● Your objective: Write out each line of the entries below that holds the word "奉城商业中心".

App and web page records
▬▬▬
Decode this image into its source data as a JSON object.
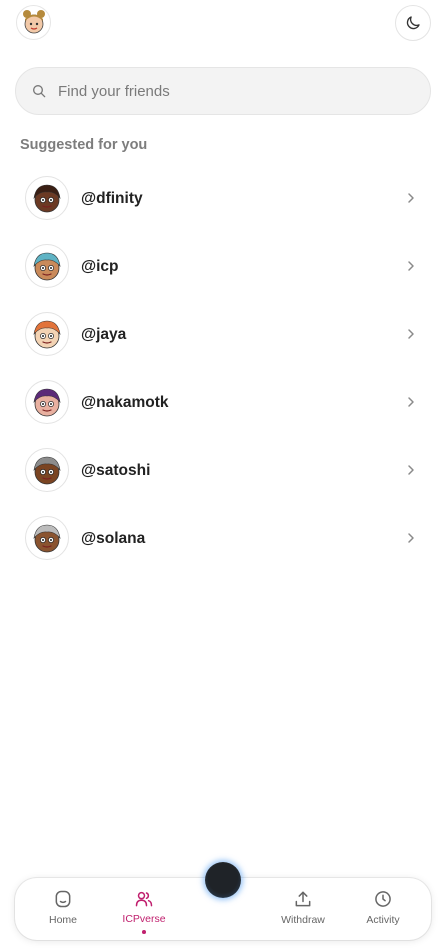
{
  "search": {
    "placeholder": "Find your friends"
  },
  "section": {
    "title": "Suggested for you"
  },
  "friends": [
    {
      "handle": "@dfinity",
      "avatar": "avatar-dfinity",
      "skin": "#6b3a24",
      "hair": "#3a1f14"
    },
    {
      "handle": "@icp",
      "avatar": "avatar-icp",
      "skin": "#c98a5a",
      "hair": "#5fb3c4"
    },
    {
      "handle": "@jaya",
      "avatar": "avatar-jaya",
      "skin": "#f3d3b4",
      "hair": "#e2733a"
    },
    {
      "handle": "@nakamotk",
      "avatar": "avatar-nakamotk",
      "skin": "#e8b0a0",
      "hair": "#5b2a78"
    },
    {
      "handle": "@satoshi",
      "avatar": "avatar-satoshi",
      "skin": "#7a4422",
      "hair": "#8c8c8c"
    },
    {
      "handle": "@solana",
      "avatar": "avatar-solana",
      "skin": "#8a5430",
      "hair": "#bcbcbc"
    }
  ],
  "nav": {
    "items": [
      {
        "label": "Home",
        "icon": "home-icon",
        "active": false
      },
      {
        "label": "ICPverse",
        "icon": "people-icon",
        "active": true
      },
      {
        "label": "Withdraw",
        "icon": "upload-icon",
        "active": false
      },
      {
        "label": "Activity",
        "icon": "clock-icon",
        "active": false
      }
    ]
  },
  "colors": {
    "accent": "#c0206e",
    "orb_glow": "#3a86d6"
  }
}
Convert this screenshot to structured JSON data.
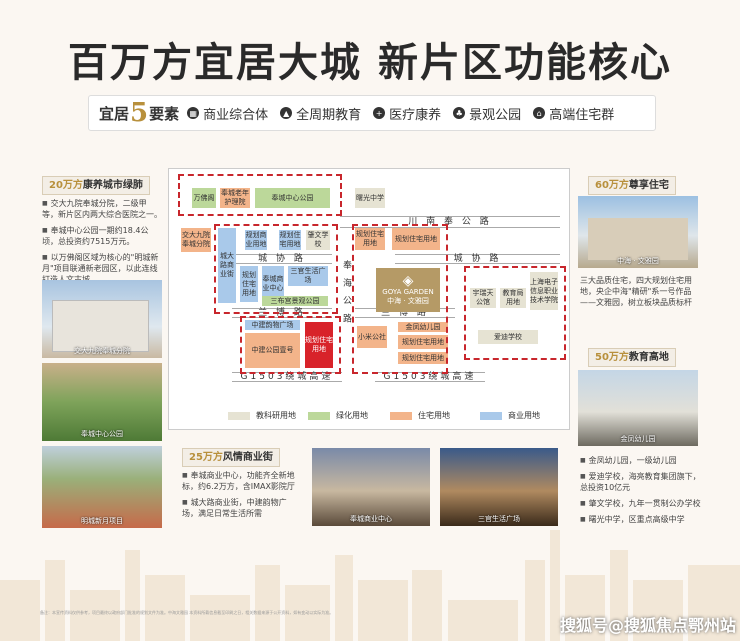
{
  "title": "百万方宜居大城 新片区功能核心",
  "tagbar": {
    "head_left": "宜居",
    "head_num": "5",
    "head_right": "要素",
    "tags": [
      {
        "icon": "building-icon",
        "label": "商业综合体"
      },
      {
        "icon": "graduation-cap-icon",
        "label": "全周期教育"
      },
      {
        "icon": "medical-cross-icon",
        "label": "医疗康养"
      },
      {
        "icon": "park-icon",
        "label": "景观公园"
      },
      {
        "icon": "house-icon",
        "label": "高端住宅群"
      }
    ]
  },
  "left": {
    "header_num": "20万方",
    "header_text": "康养城市绿肺",
    "bullets": [
      "交大九院奉城分院，二级甲等，新片区内两大综合医院之一。",
      "奉城中心公园一期约18.4公顷，总投资约7515万元。",
      "以万佛阁区域为核心的\"明城新月\"项目联通新老园区，以此连线打造人文古城"
    ],
    "photos": [
      "交大九院奉城分院",
      "奉城中心公园",
      "明城新月项目"
    ]
  },
  "right": {
    "header1_num": "60万方",
    "header1_text": "尊享住宅",
    "photo1": "中海 · 文雅园",
    "note1": "三大品质住宅，四大规划住宅用地，央企中海\"精研\"系一号作品——文雅园，树立板块品质标杆",
    "header2_num": "50万方",
    "header2_text": "教育高地",
    "photo2": "金凤幼儿园",
    "bullets2": [
      "金凤幼儿园，一级幼儿园",
      "爱迪学校，海亮教育集团旗下，总投资10亿元",
      "肇文学校，九年一贯制公办学校",
      "曙光中学，区重点高级中学"
    ]
  },
  "bottom": {
    "header_num": "25万方",
    "header_text": "风情商业街",
    "bullets": [
      "奉城商业中心，功能齐全新地标，约6.2万方，含IMAX影院厅",
      "城大路商业街，中建韵物广场，满足日常生活所需"
    ],
    "photos": [
      "奉城商业中心",
      "三官生活广场"
    ]
  },
  "map": {
    "roads": {
      "chuan_nan": "川 南 奉 公 路",
      "chengxie": "城 协 路",
      "chengxie2": "城 协 路",
      "lanbo": "兰 博 路",
      "lanbo2": "兰 博 路",
      "g1503_left": "G1503绕城高速",
      "g1503_right": "G1503绕城高速",
      "fenghai": "奉 海 公 路"
    },
    "blocks": {
      "wanfoge": "万佛阁",
      "fengcheng_lao": "奉城老年护理院",
      "fengcheng_park": "奉城中心公园",
      "shuguang": "曙光中学",
      "jiaoda": "交大九院奉城分院",
      "chengda": "城大路商业街",
      "guihua1": "规划商业用地",
      "guihua2": "规划住宅用地",
      "zhaowen": "肇文学校",
      "guihua3": "规划住宅用地",
      "guihua4": "规划住宅用地",
      "fengcheng_center": "奉城商业中心",
      "sanguan": "三官生活广场",
      "sanbu": "三布宫景观公园",
      "zhongjian": "中建韵物广场",
      "zhongjian_ad": "中建公园壹号",
      "zhonghai": "中海·文雅园",
      "ourpark": "小米公社",
      "jinfeng": "金凤幼儿园",
      "guihua5": "规划住宅用地",
      "yuhua": "规划住宅用地",
      "yuhua2": "宇瑞天公馆",
      "jiaoyu": "教育局用地",
      "shanghai_edu": "上海电子信息职业技术学院",
      "aidi": "爱迪学校",
      "goya_name": "中海 · 文雅园",
      "goya_en": "GOYA GARDEN"
    },
    "legend": [
      "教科研用地",
      "绿化用地",
      "住宅用地",
      "商业用地"
    ]
  },
  "footnote": "备注：本宣传资料仅供参考，项目最终以政府部门批准的规划文件为准。中海文雅园 本资料所载信息截至印刷之日，相关数据来源于公开资料，如有变动以实际为准。",
  "watermark": "搜狐号@搜狐焦点鄂州站"
}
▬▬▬
● Response area:
      "奉城商业中心，功能齐全新地标，约6.2万方，含IMAX影院厅",
      "奉城商业中心",
      "fengcheng_center": "奉城商业中心",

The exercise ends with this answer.